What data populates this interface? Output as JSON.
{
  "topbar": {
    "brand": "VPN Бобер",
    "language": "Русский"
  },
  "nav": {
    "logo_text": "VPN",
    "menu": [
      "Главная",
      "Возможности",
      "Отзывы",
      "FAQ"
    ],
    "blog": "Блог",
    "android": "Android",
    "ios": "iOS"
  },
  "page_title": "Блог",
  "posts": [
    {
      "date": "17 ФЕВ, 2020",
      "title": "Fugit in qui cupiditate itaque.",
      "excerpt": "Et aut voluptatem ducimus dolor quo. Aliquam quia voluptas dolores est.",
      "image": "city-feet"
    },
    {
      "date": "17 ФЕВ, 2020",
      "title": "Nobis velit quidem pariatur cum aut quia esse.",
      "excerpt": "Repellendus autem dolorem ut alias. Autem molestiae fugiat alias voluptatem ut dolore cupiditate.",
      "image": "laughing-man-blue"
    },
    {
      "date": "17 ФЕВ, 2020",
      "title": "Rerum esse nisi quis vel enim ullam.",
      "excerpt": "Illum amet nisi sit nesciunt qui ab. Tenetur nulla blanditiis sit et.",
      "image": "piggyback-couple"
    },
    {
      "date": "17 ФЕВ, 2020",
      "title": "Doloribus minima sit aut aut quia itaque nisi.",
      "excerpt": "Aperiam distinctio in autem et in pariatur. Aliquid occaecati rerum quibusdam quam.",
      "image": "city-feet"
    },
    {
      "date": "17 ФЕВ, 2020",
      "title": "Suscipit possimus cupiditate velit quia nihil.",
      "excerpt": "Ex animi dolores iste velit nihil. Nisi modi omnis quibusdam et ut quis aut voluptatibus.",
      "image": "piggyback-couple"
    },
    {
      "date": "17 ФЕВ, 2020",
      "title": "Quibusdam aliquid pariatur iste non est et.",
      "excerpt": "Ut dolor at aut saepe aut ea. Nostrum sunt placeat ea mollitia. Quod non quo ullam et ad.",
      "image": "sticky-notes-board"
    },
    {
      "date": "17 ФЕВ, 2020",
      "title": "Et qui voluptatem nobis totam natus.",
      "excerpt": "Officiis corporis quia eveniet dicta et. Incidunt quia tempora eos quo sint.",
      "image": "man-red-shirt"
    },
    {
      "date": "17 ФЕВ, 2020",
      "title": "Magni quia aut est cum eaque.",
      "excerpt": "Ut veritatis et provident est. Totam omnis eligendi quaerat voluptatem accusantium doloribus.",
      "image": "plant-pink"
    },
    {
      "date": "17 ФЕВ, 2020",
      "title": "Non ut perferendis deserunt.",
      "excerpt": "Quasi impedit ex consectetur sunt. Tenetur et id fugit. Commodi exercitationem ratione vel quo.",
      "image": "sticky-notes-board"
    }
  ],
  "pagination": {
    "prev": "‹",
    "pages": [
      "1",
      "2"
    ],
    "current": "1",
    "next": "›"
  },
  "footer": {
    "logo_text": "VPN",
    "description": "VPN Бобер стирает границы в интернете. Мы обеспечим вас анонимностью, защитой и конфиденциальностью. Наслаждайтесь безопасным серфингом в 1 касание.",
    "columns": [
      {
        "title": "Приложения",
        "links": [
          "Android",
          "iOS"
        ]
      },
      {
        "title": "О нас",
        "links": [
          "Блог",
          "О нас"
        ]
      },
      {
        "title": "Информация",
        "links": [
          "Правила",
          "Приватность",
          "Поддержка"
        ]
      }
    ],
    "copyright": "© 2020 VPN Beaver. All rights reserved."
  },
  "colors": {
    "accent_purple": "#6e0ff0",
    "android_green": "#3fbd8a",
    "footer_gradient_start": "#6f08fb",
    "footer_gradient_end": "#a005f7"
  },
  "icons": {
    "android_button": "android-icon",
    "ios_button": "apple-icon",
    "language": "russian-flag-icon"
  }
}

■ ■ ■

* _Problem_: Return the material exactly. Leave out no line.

* _Solved problem_:
What data populates this interface? Output as JSON.
{
  "topbar": {
    "brand": "VPN Бобер",
    "language": "Русский"
  },
  "nav": {
    "logo_text": "VPN",
    "menu": [
      "Главная",
      "Возможности",
      "Отзывы",
      "FAQ"
    ],
    "blog": "Блог",
    "android": "Android",
    "ios": "iOS"
  },
  "page_title": "Блог",
  "posts": [
    {
      "date": "17 ФЕВ, 2020",
      "title": "Fugit in qui cupiditate itaque.",
      "excerpt": "Et aut voluptatem ducimus dolor quo. Aliquam quia voluptas dolores est.",
      "image": "city-feet"
    },
    {
      "date": "17 ФЕВ, 2020",
      "title": "Nobis velit quidem pariatur cum aut quia esse.",
      "excerpt": "Repellendus autem dolorem ut alias. Autem molestiae fugiat alias voluptatem ut dolore cupiditate.",
      "image": "laughing-man-blue"
    },
    {
      "date": "17 ФЕВ, 2020",
      "title": "Rerum esse nisi quis vel enim ullam.",
      "excerpt": "Illum amet nisi sit nesciunt qui ab. Tenetur nulla blanditiis sit et.",
      "image": "piggyback-couple"
    },
    {
      "date": "17 ФЕВ, 2020",
      "title": "Doloribus minima sit aut aut quia itaque nisi.",
      "excerpt": "Aperiam distinctio in autem et in pariatur. Aliquid occaecati rerum quibusdam quam.",
      "image": "city-feet"
    },
    {
      "date": "17 ФЕВ, 2020",
      "title": "Suscipit possimus cupiditate velit quia nihil.",
      "excerpt": "Ex animi dolores iste velit nihil. Nisi modi omnis quibusdam et ut quis aut voluptatibus.",
      "image": "piggyback-couple"
    },
    {
      "date": "17 ФЕВ, 2020",
      "title": "Quibusdam aliquid pariatur iste non est et.",
      "excerpt": "Ut dolor at aut saepe aut ea. Nostrum sunt placeat ea mollitia. Quod non quo ullam et ad.",
      "image": "sticky-notes-board"
    },
    {
      "date": "17 ФЕВ, 2020",
      "title": "Et qui voluptatem nobis totam natus.",
      "excerpt": "Officiis corporis quia eveniet dicta et. Incidunt quia tempora eos quo sint.",
      "image": "man-red-shirt"
    },
    {
      "date": "17 ФЕВ, 2020",
      "title": "Magni quia aut est cum eaque.",
      "excerpt": "Ut veritatis et provident est. Totam omnis eligendi quaerat voluptatem accusantium doloribus.",
      "image": "plant-pink"
    },
    {
      "date": "17 ФЕВ, 2020",
      "title": "Non ut perferendis deserunt.",
      "excerpt": "Quasi impedit ex consectetur sunt. Tenetur et id fugit. Commodi exercitationem ratione vel quo.",
      "image": "sticky-notes-board"
    }
  ],
  "pagination": {
    "prev": "‹",
    "pages": [
      "1",
      "2"
    ],
    "current": "1",
    "next": "›"
  },
  "footer": {
    "logo_text": "VPN",
    "description": "VPN Бобер стирает границы в интернете. Мы обеспечим вас анонимностью, защитой и конфиденциальностью. Наслаждайтесь безопасным серфингом в 1 касание.",
    "columns": [
      {
        "title": "Приложения",
        "links": [
          "Android",
          "iOS"
        ]
      },
      {
        "title": "О нас",
        "links": [
          "Блог",
          "О нас"
        ]
      },
      {
        "title": "Информация",
        "links": [
          "Правила",
          "Приватность",
          "Поддержка"
        ]
      }
    ],
    "copyright": "© 2020 VPN Beaver. All rights reserved."
  },
  "colors": {
    "accent_purple": "#6e0ff0",
    "android_green": "#3fbd8a",
    "footer_gradient_start": "#6f08fb",
    "footer_gradient_end": "#a005f7"
  },
  "icons": {
    "android_button": "android-icon",
    "ios_button": "apple-icon",
    "language": "russian-flag-icon"
  }
}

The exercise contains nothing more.